1 The Wave Function
1.1 The Schrodinger Equation
Goal of Quantum Mechanics: Determine the wave function of the particle.
Given the initial conditions: ; the Schrodinger equation determines for all future time.
represents the probability of finding the particle between and .
– number of people with :
– probability of getting :
Expectation value (average):
Standard deviation –
– probability that individual is between and
– probability density
Particle must be somewhere:
Non-normalizable solutions cannot represent particles.
Wave function remains normalized as time goes on.
Average of measurements performed on particles all in the state :
Through integration by parts and discarding boundary terms:
Expectation value of velocity:
Expectation value of momentum:
Notation with operators:
Expectation value of dynamical variables:
1.5 The Uncertainty Principle
de Broglie formula:
Heisenberg uncertainty principle:
2 The Time-Independent Schrodinger Equation
2.1 Stationary States
Separation of Variables:
Using the Schrodinger equation:
Crucial argument: Left side is a function of only , right side is a function of only , therefore both sides are constant denoted by .
Time-independent Schrodinger equation:
1. They are stationary states – the probability density does not depend on time.
- They are states of definite total energy.
3. The general solution is a linear combination of separable solutions. There is a different wave function for each allowed energy.
Time-dependent Schrodinger equation has the property that any linear combination of solutions is itself a solution.
2.2 The Infinite Square Well
if , and otherwise.
Outside the well:
Inside the well:

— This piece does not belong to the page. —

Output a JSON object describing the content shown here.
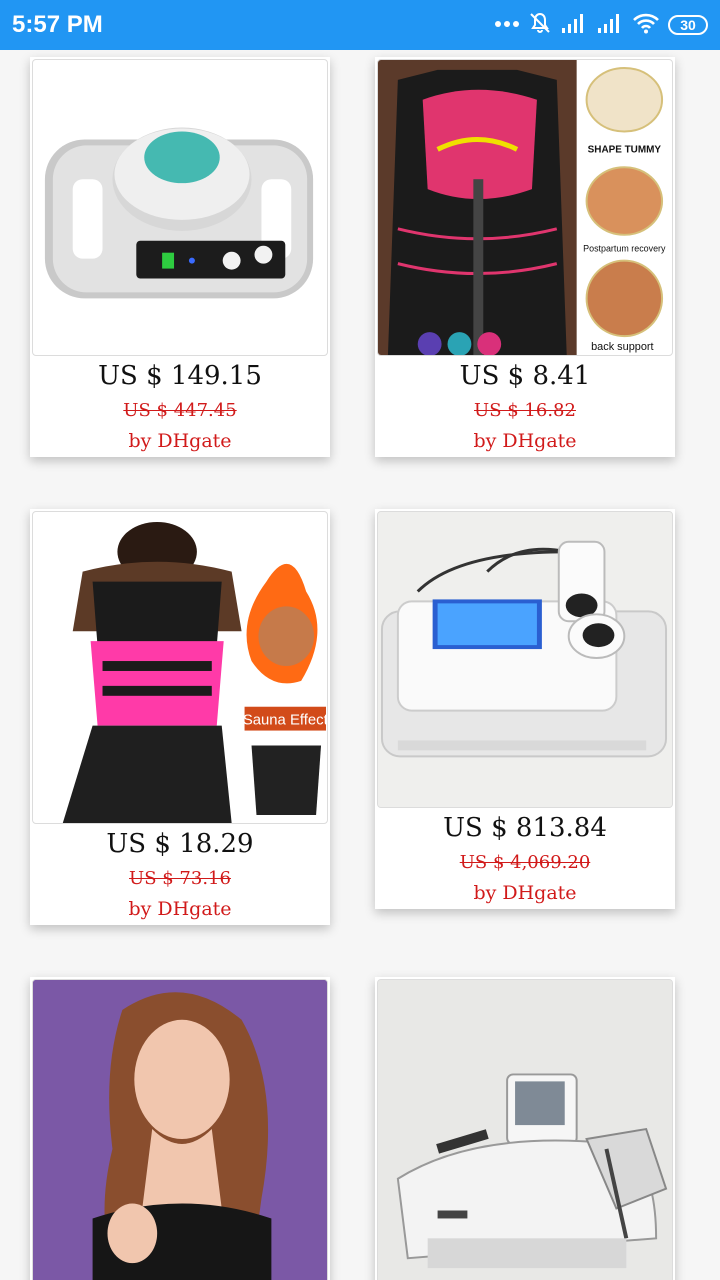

Simple harmonic oscillator:
– ground state, other waves are excited states
Important properties of
- They are alternately even and odd (true when potential is an even function).
Each successive state has one more node (universal).
They are mutually orthogonal (quite general).
– Kronecker delta
- They are complete, in the sense that any other function, , can be expressed as a linear combination of them
Expansion coefficients can be evaluated by Fourier’s trick:
Stationary States for Infinite Square Well:
2.3 The Harmonic Oscillator
Practically any potential is approximately parabolic. Virtually any oscillatory motion is approximately simple harmonic.
2.3.1 Algebraic Method
Important: If satisfies the Schrodinger equation with energy , then satisfies the Schrodinger equation with energy . is a solution with energy .
There must exist a “lowest rung”:
2.3.2 Analytic Method
Look for a solution in the form of a power series:
The power series must terminate for the solution to be normalizable. One series must truncate, the other must be zero from the start.
2.4 The Free Particle
Special combination: represents a wave of fixed profile, traveling in the direction, at speed .
: Wave traveling to the right
: Wave traveling to the left
A free particle cannot exist in a stationary state; there is no such thing as a free particle with a definite energy.
2.5 The Delta-Function Potential
Bound State: If rises higher than the particle’s total energy on either side, then the particle is stuck in the potential well.
Scattering State: If exceeds on one side or both, the the particle comes in from infinity and returns to infinity.
Tunneling allows the particle to leak through any finite potential barrier.
and – Bound State
or – Scattering State
Real life: Most potentials go to zero at infinity.
: Bound State
: Scattering State
Infinite square well and harmonic oscillator admit bound states only. Free particle only allows scattering states.
Dirac delta function
2.5.1 Bound States:
1. is always continuous.
2. is continuous except at points where the potential is infinite.
Integrate the Schrodinger equation from to and take the limit as :
One bound state:
2.5.2 Scattering States:
In a typical scattering experiment particles are fired in from one direction. In that case the amplitude of the wave coming in from the right will be zero.
– amplitude of the incident wave
– amplitude of the transmitted wave
2.6 Finite Square Well
2.6.1 Bound States:
- Wide, deep well
2. Shallow, narrow well: There is always one bound state, no matter how weak the well becomes.
2.6.2 Scattering States:
(assuming there is no incoming wave in this region):
Energies for perfect transmission:
2.7 The Scattering Matrix
Arbitrary Localized Potentials
Scattering from the left:
Scattering from the right:
If you want to locate the bound states, put in .
For more information see: Introduction to Quantum Mechanics (David J. Griffiths)